The state-clinching win came with starting point guard Corbin Webb, Ary’s freshman brother, out for most of the game with an eye injury.
Sequim executed its defensive game plan, took care of the ball down the stretch and knocked down 8-of-9 free throws with an unconventional lineup that had center Taylor Thorson at point.
“I wouldn’t say [I’m] surprised,” Glasser said of the Wolves’ run to state. “This was the goal all year long. We came about it a little bit differently than I thought.
“What surprised me was how our kids overcame adversity. The fact that we had guys out, injured and sick, and then [there were] people just flat out not thinking we could be here. But our kids believed and that was what I was happily surprised with.”
Glasser said the difference down the stretch, other than a healthy roster that is, was the team’s willingness to buy into roles.
“Each kid is starting to discover and really embrace their role,” Glasser said. “I think that’s the key. That’s what we struggled with last year, and this year our kids are embracing it and realizing that this is what we need to do, that we play to our strengths and stay away from our weaknesses.”
For Ary Webb, that means taking all the big shots, while brother Corbin Webb (1.2 assists per game) distributes, junior forwards John Textor, Jeremie Oliver and Catelli fly around defensively. Seniors Taylor Thorson and Reed Omdal fill in the blanks.
Textor in particular has stepped up his game this season.
The long-armed leaper transformed into a deadly slasher (10.8 ppg) and ball hawker (3.3 steals and 4.7 rebounds per game) this season, giving Sequim a nice second option to Ary Webb.
And just like the rest of the Wolves, Textor plays best with a chip on his shoulder.
“We wanted to prove everyone wrong, and it seems like we kind of did,” the 6-foot-2 junior said. “When we play together, we play really well.”
The last group of Wolves to visit state in 2007, a team Ary Webb played on as a sophomore, were two losses and done.
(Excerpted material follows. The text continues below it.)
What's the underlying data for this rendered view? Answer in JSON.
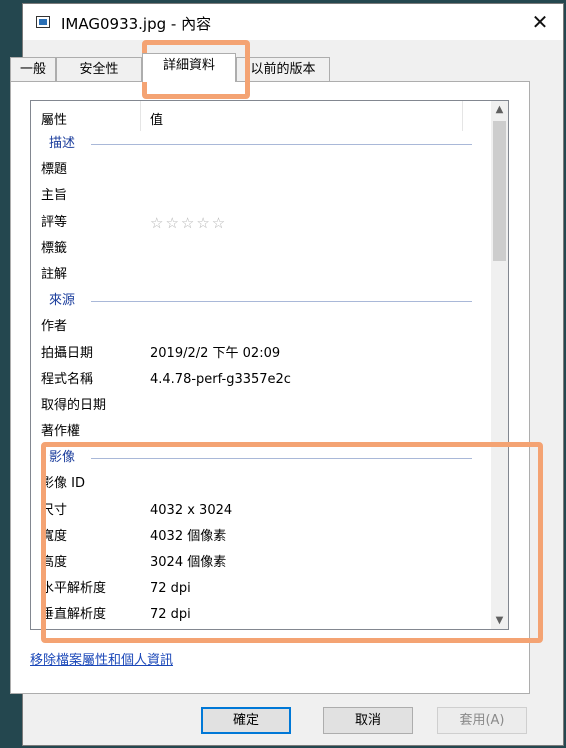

The goal this year is to better that by at least one.
Sequim certainly has nothing to lose, not to mention a decent draw devoid of daunting teams like top-ranked Squalicum and No. 2 Mark Morris.
Tonight’s opponent, Clarkston, won its district after claiming three straight, including a victory over No. 8 West Valley of Spokane last Friday. Yet as the second-place team out of the Great Northern League, the Bantams are by no means juggernauts.
“We’re going [to state] to get a win,” said Glasser, who led the girls team to state two years ago. “I think that our kids have a great shot.
“We’re the underdog. Not many people know a lot about us. Maybe they are not paying attention to us. That’s fine. Hopefully we can sneak up on somebody and surprise a few people.”